§ **What needs to be done**:
Among the records below, find each line containing the word "Blimps" and copy it.

═══ Source material ═══

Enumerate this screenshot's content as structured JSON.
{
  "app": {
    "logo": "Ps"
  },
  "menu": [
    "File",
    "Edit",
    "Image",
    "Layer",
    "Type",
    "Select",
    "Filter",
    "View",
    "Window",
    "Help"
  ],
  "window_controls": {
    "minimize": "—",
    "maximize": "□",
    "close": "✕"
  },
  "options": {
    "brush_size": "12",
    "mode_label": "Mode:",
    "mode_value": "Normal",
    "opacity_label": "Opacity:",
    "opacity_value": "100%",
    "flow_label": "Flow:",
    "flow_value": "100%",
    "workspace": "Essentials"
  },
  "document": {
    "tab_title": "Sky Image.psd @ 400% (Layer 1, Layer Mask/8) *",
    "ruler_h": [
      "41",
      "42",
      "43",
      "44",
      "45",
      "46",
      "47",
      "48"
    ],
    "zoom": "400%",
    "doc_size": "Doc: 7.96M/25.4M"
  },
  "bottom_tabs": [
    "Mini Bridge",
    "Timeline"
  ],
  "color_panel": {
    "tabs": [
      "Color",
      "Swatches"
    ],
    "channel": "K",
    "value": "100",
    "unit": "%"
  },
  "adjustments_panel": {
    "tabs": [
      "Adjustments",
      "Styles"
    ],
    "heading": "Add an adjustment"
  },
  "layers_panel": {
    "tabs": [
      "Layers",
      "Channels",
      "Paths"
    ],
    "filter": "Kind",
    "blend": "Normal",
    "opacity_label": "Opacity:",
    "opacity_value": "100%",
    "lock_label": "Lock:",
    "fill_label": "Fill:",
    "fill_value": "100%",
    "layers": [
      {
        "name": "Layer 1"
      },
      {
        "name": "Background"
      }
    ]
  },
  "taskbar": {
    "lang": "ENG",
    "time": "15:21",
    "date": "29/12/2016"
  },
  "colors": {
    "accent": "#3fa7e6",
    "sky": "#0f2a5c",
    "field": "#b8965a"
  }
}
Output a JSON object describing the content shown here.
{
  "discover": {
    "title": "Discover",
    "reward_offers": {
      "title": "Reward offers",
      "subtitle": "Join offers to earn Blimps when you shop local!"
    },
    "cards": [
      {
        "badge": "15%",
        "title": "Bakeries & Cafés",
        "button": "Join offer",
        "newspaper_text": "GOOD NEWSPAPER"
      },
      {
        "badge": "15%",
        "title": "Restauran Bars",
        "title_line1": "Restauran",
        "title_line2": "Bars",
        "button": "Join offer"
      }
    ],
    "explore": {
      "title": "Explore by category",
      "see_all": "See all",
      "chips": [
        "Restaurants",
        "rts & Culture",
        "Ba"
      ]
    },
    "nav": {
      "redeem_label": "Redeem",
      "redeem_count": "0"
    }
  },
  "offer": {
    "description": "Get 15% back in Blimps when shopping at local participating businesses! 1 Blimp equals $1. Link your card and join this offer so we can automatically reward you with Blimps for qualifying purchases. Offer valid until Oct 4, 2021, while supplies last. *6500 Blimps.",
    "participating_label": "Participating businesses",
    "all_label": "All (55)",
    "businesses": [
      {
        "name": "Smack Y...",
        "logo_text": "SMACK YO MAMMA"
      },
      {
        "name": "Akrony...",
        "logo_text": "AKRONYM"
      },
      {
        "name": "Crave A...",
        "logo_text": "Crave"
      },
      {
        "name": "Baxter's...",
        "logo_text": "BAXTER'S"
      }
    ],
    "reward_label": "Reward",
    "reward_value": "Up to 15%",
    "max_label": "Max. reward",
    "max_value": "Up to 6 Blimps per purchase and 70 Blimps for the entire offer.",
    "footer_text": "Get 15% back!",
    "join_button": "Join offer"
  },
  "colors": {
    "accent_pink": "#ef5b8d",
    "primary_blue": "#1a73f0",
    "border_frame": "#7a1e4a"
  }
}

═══

§ **Reply to the exercise**:
      "subtitle": "Join offers to earn Blimps when you shop local!"
    "description": "Get 15% back in Blimps when shopping at local participating businesses! 1 Blimp equals $1. Link your card and join this offer so we can automatically reward you with Blimps for qualifying purchases. Offer valid until Oct 4, 2021, while supplies last. *6500 Blimps.",
    "max_value": "Up to 6 Blimps per purchase and 70 Blimps for the entire offer.",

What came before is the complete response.